:: RECORDS SHOWN ::
◇ ◇ ◇ ◇ ◇ ◇ ◇

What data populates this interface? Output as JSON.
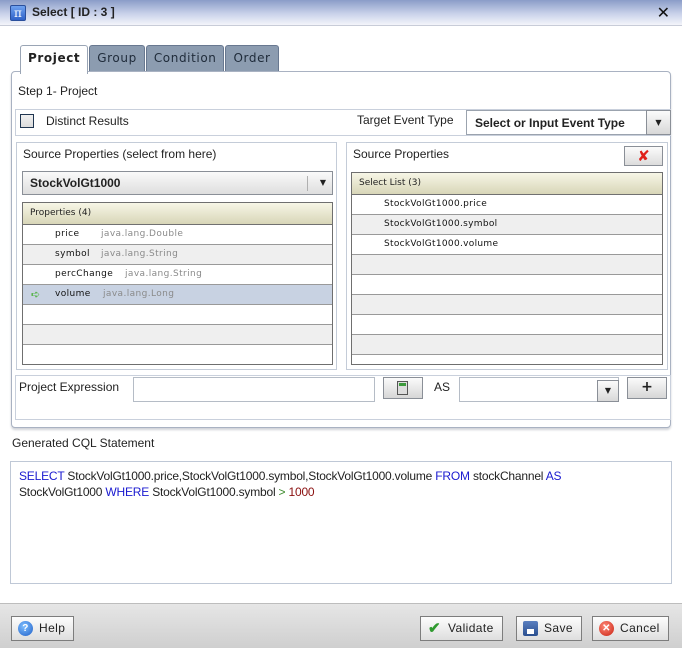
{
  "window": {
    "title": "Select [ ID : 3 ]",
    "app_icon": "pi-icon",
    "close_glyph": "✕"
  },
  "tabs": [
    {
      "label": "Project",
      "active": true
    },
    {
      "label": "Group",
      "active": false
    },
    {
      "label": "Condition",
      "active": false
    },
    {
      "label": "Order",
      "active": false
    }
  ],
  "project": {
    "step_label": "Step 1- Project",
    "distinct": {
      "label": "Distinct Results",
      "checked": false
    },
    "target_event": {
      "label": "Target Event Type",
      "value": "Select or Input Event Type"
    },
    "source": {
      "title": "Source Properties (select from here)",
      "selected_source": "StockVolGt1000",
      "grid_header": "Properties (4)",
      "rows": [
        {
          "name": "price",
          "type": "java.lang.Double",
          "selected": false
        },
        {
          "name": "symbol",
          "type": "java.lang.String",
          "selected": false
        },
        {
          "name": "percChange",
          "type": "java.lang.String",
          "selected": false
        },
        {
          "name": "volume",
          "type": "java.lang.Long",
          "selected": true
        }
      ]
    },
    "target": {
      "title": "Source Properties",
      "remove_glyph": "✘",
      "grid_header": "Select List (3)",
      "rows": [
        "StockVolGt1000.price",
        "StockVolGt1000.symbol",
        "StockVolGt1000.volume"
      ]
    },
    "expression": {
      "label": "Project Expression",
      "value": "",
      "as_label": "AS",
      "as_value": "",
      "add_glyph": "+"
    }
  },
  "cql": {
    "label": "Generated CQL Statement",
    "tokens": [
      {
        "t": "SELECT",
        "c": "kw"
      },
      {
        "t": " StockVolGt1000.price,StockVolGt1000.symbol,StockVolGt1000.volume ",
        "c": ""
      },
      {
        "t": "FROM",
        "c": "kw"
      },
      {
        "t": " stockChannel ",
        "c": ""
      },
      {
        "t": "AS",
        "c": "kw"
      },
      {
        "t": "\nStockVolGt1000 ",
        "c": ""
      },
      {
        "t": "WHERE",
        "c": "kw"
      },
      {
        "t": " StockVolGt1000.symbol ",
        "c": ""
      },
      {
        "t": ">",
        "c": "op"
      },
      {
        "t": " ",
        "c": ""
      },
      {
        "t": "1000",
        "c": "num"
      }
    ]
  },
  "footer": {
    "help": "Help",
    "validate": "Validate",
    "save": "Save",
    "cancel": "Cancel"
  }
}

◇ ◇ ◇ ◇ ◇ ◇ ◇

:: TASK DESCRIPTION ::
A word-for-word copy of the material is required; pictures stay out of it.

:: SOLUTION TO THIS TASK ::
What data populates this interface? Output as JSON.
{
  "window": {
    "title": "Select [ ID : 3 ]",
    "app_icon": "pi-icon",
    "close_glyph": "✕"
  },
  "tabs": [
    {
      "label": "Project",
      "active": true
    },
    {
      "label": "Group",
      "active": false
    },
    {
      "label": "Condition",
      "active": false
    },
    {
      "label": "Order",
      "active": false
    }
  ],
  "project": {
    "step_label": "Step 1- Project",
    "distinct": {
      "label": "Distinct Results",
      "checked": false
    },
    "target_event": {
      "label": "Target Event Type",
      "value": "Select or Input Event Type"
    },
    "source": {
      "title": "Source Properties (select from here)",
      "selected_source": "StockVolGt1000",
      "grid_header": "Properties (4)",
      "rows": [
        {
          "name": "price",
          "type": "java.lang.Double",
          "selected": false
        },
        {
          "name": "symbol",
          "type": "java.lang.String",
          "selected": false
        },
        {
          "name": "percChange",
          "type": "java.lang.String",
          "selected": false
        },
        {
          "name": "volume",
          "type": "java.lang.Long",
          "selected": true
        }
      ]
    },
    "target": {
      "title": "Source Properties",
      "remove_glyph": "✘",
      "grid_header": "Select List (3)",
      "rows": [
        "StockVolGt1000.price",
        "StockVolGt1000.symbol",
        "StockVolGt1000.volume"
      ]
    },
    "expression": {
      "label": "Project Expression",
      "value": "",
      "as_label": "AS",
      "as_value": "",
      "add_glyph": "+"
    }
  },
  "cql": {
    "label": "Generated CQL Statement",
    "tokens": [
      {
        "t": "SELECT",
        "c": "kw"
      },
      {
        "t": " StockVolGt1000.price,StockVolGt1000.symbol,StockVolGt1000.volume ",
        "c": ""
      },
      {
        "t": "FROM",
        "c": "kw"
      },
      {
        "t": " stockChannel ",
        "c": ""
      },
      {
        "t": "AS",
        "c": "kw"
      },
      {
        "t": "\nStockVolGt1000 ",
        "c": ""
      },
      {
        "t": "WHERE",
        "c": "kw"
      },
      {
        "t": " StockVolGt1000.symbol ",
        "c": ""
      },
      {
        "t": ">",
        "c": "op"
      },
      {
        "t": " ",
        "c": ""
      },
      {
        "t": "1000",
        "c": "num"
      }
    ]
  },
  "footer": {
    "help": "Help",
    "validate": "Validate",
    "save": "Save",
    "cancel": "Cancel"
  }
}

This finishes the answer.